When Luna’s owner entered hospice care at The Villages in Florida, the future was uncertain for the lonesome-eyed Staffordshire terrier-boxer mix. She was boarded at a local veterinary clinic and, when her owner died, put up for adoption. Luna found a new home with Peggy Maina, a 69-year-old retired special education teacher, who had searched through dozens of web listings for a dog to keep her company.
“She looked like an animal I could bond with,” recalls Maina, who lives at The Villages.
Cornerstone Hospice and Palliative Care, a local health care organization, arranged the adoption through its pet program, which is affiliated with Pet Peace of Mind, a national organization.
“Our goal is actually for all our patients to have a plan for their pet,” says Lisa Gray, the coordinator of the Cornerstone program. But when a plan isn’t in place, the program will try to find a new home for a dog or cat, sometimes by posting pet pictures on its Facebook page.
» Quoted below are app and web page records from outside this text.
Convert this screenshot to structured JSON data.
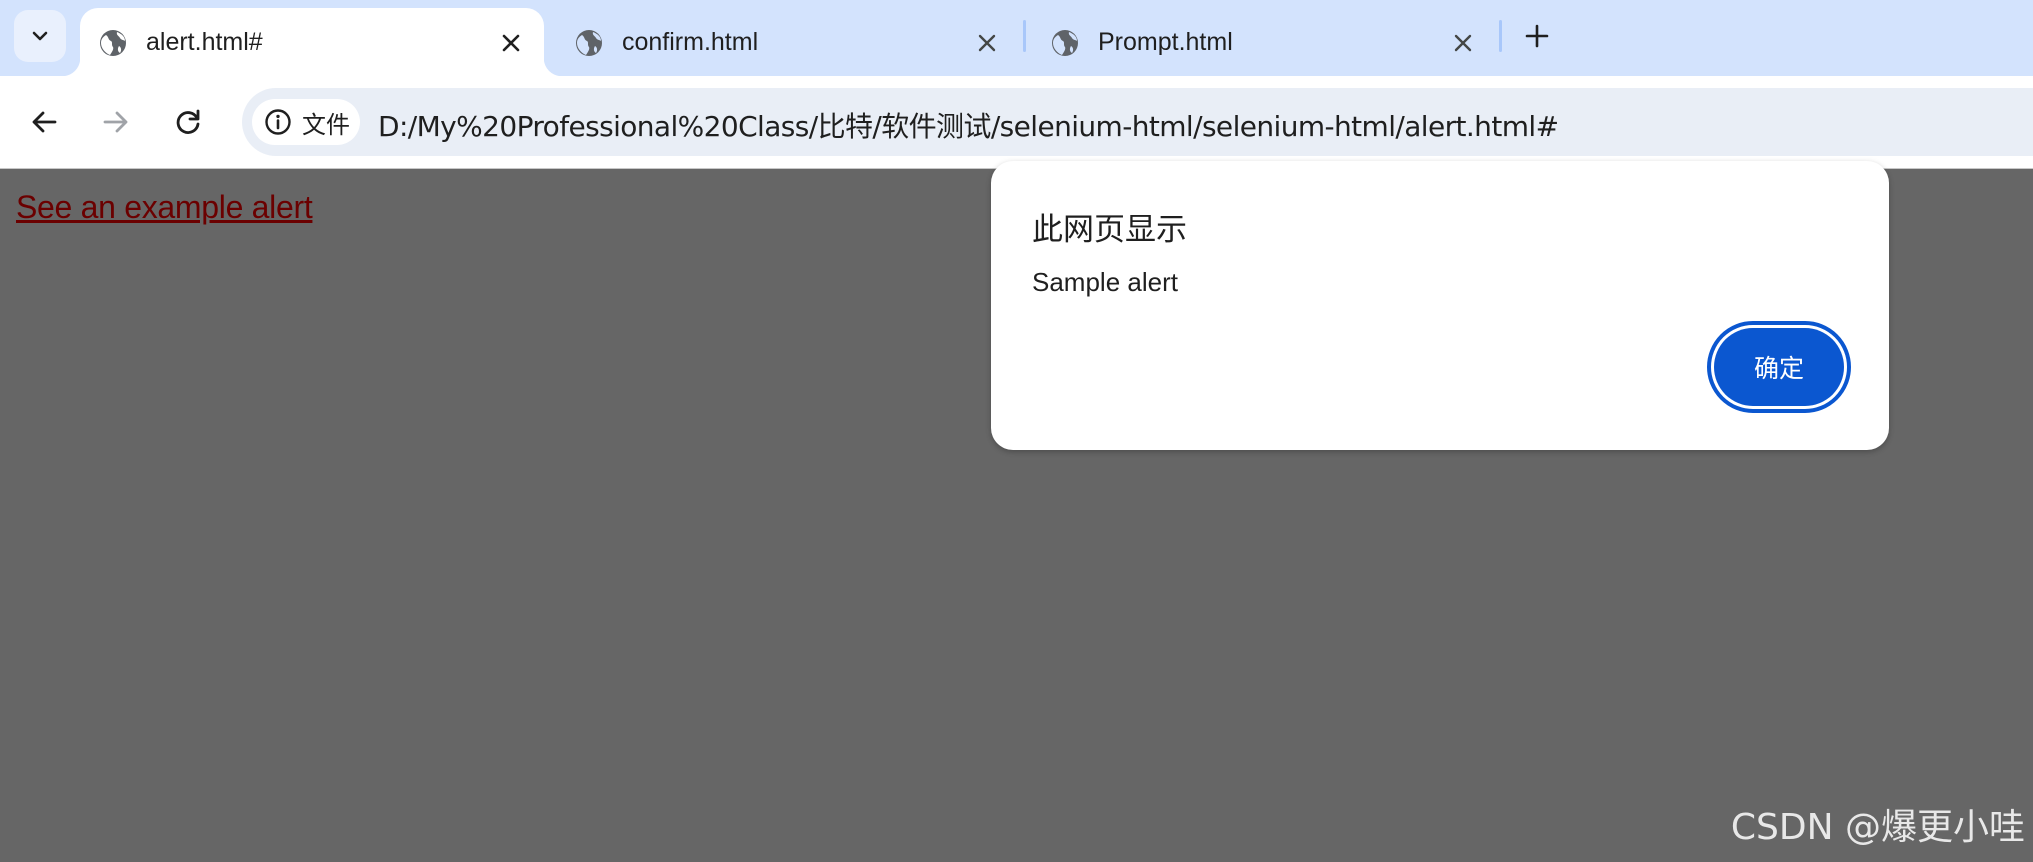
{
  "browser": {
    "tabs": [
      {
        "title": "alert.html#",
        "active": true,
        "favicon": "globe-icon"
      },
      {
        "title": "confirm.html",
        "active": false,
        "favicon": "globe-icon"
      },
      {
        "title": "Prompt.html",
        "active": false,
        "favicon": "globe-icon"
      }
    ],
    "new_tab_icon": "plus-icon",
    "tab_search_icon": "chevron-down-icon",
    "nav": {
      "back_icon": "arrow-left-icon",
      "forward_icon": "arrow-right-icon",
      "reload_icon": "reload-icon"
    },
    "omnibox": {
      "security_label": "文件",
      "security_icon": "info-icon",
      "url": "D:/My%20Professional%20Class/比特/软件测试/selenium-html/selenium-html/alert.html#"
    }
  },
  "page": {
    "link_text": "See an example alert",
    "link_color": "#6b0000",
    "background_color": "#666666"
  },
  "dialog": {
    "title": "此网页显示",
    "message": "Sample alert",
    "ok_label": "确定",
    "accent_color": "#0b57d0"
  },
  "watermark": "CSDN @爆更小哇"
}
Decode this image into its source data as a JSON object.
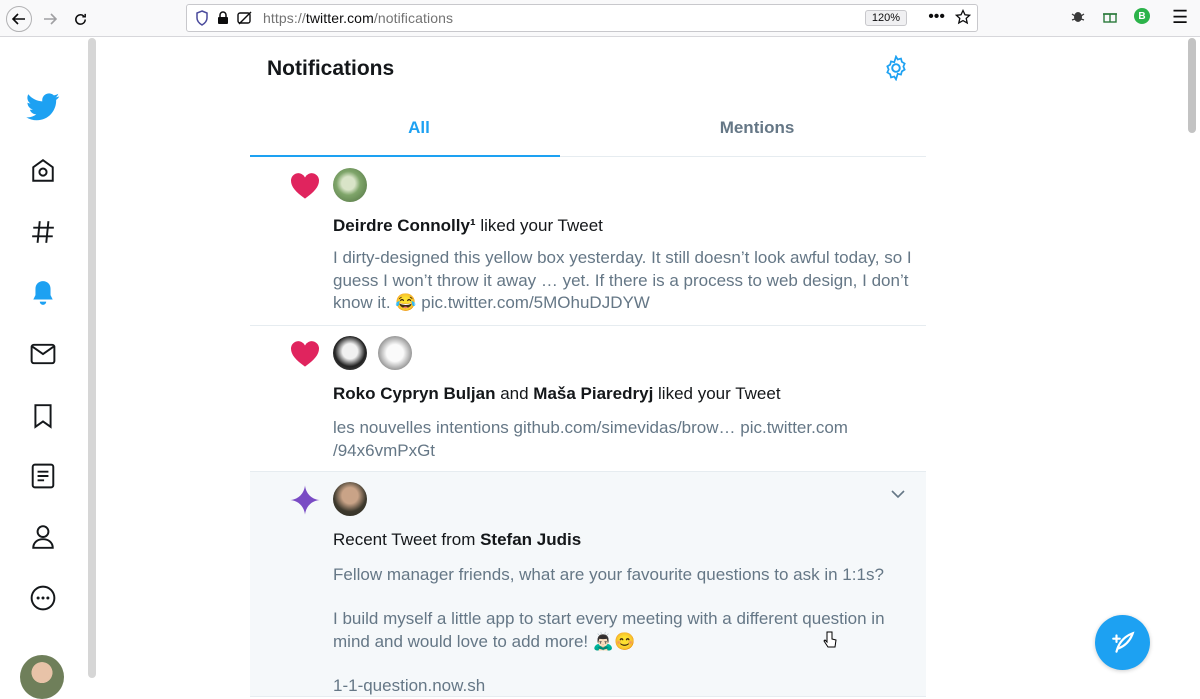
{
  "browser": {
    "url_prefix": "https://",
    "url_host": "twitter.com",
    "url_path": "/notifications",
    "zoom": "120%",
    "profile_badge": "B"
  },
  "page": {
    "title": "Notifications",
    "tabs": [
      {
        "label": "All",
        "active": true
      },
      {
        "label": "Mentions",
        "active": false
      }
    ]
  },
  "notifications": [
    {
      "type": "like",
      "icon": "heart-icon",
      "actors": [
        "Deirdre Connolly¹"
      ],
      "action": " liked your Tweet",
      "body": "I dirty-designed this yellow box yesterday. It still doesn’t look awful today, so I guess I won’t throw it away … yet. If there is a process to web design, I don’t know it. 😂 pic.twitter.com/5MOhuDJDYW"
    },
    {
      "type": "like",
      "icon": "heart-icon",
      "actors": [
        "Roko Cypryn Buljan",
        "Maša Piaredryj"
      ],
      "joiner": " and ",
      "action": " liked your Tweet",
      "body": "les nouvelles intentions github.com/simevidas/brow… pic.twitter.com /94x6vmPxGt"
    },
    {
      "type": "recent",
      "icon": "sparkle-icon",
      "prefix": "Recent Tweet from ",
      "actors": [
        "Stefan Judis"
      ],
      "body_lines": [
        "Fellow manager friends, what are your favourite questions to ask in 1:1s?",
        "I build myself a little app to start every meeting with a different question in mind and would love to add more! 🙇🏻‍♂️😊",
        "1-1-question.now.sh"
      ]
    }
  ],
  "colors": {
    "accent": "#1da1f2",
    "like": "#e0245e",
    "sparkle": "#794bc4",
    "muted": "#657786"
  }
}
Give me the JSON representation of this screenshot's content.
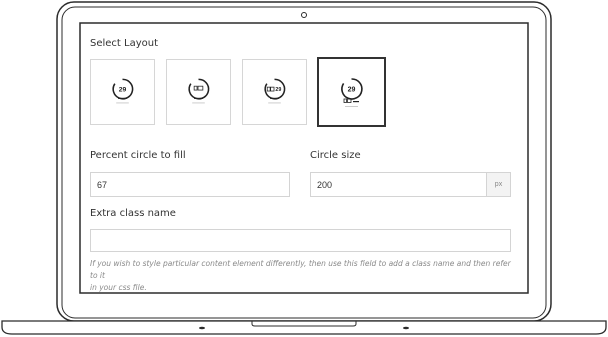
{
  "form": {
    "select_layout_label": "Select Layout",
    "layouts": [
      {
        "number_label": "29",
        "has_icon": false,
        "selected": false
      },
      {
        "number_label": "",
        "has_icon": true,
        "selected": false
      },
      {
        "number_label": "29",
        "has_icon": true,
        "selected": false
      },
      {
        "number_label": "29",
        "has_icon": true,
        "selected": true
      }
    ],
    "percent_label": "Percent circle to fill",
    "percent_value": "67",
    "circle_size_label": "Circle size",
    "circle_size_value": "200",
    "circle_size_unit": "px",
    "extra_class_label": "Extra class name",
    "extra_class_value": "",
    "help_line1": "If you wish to style particular content element differently, then use this field to add a class name and then refer to it",
    "help_line2": "in your css file."
  }
}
While there aren’t reliable statistics available, Luna’s story is all too common, according to animal welfare organizations.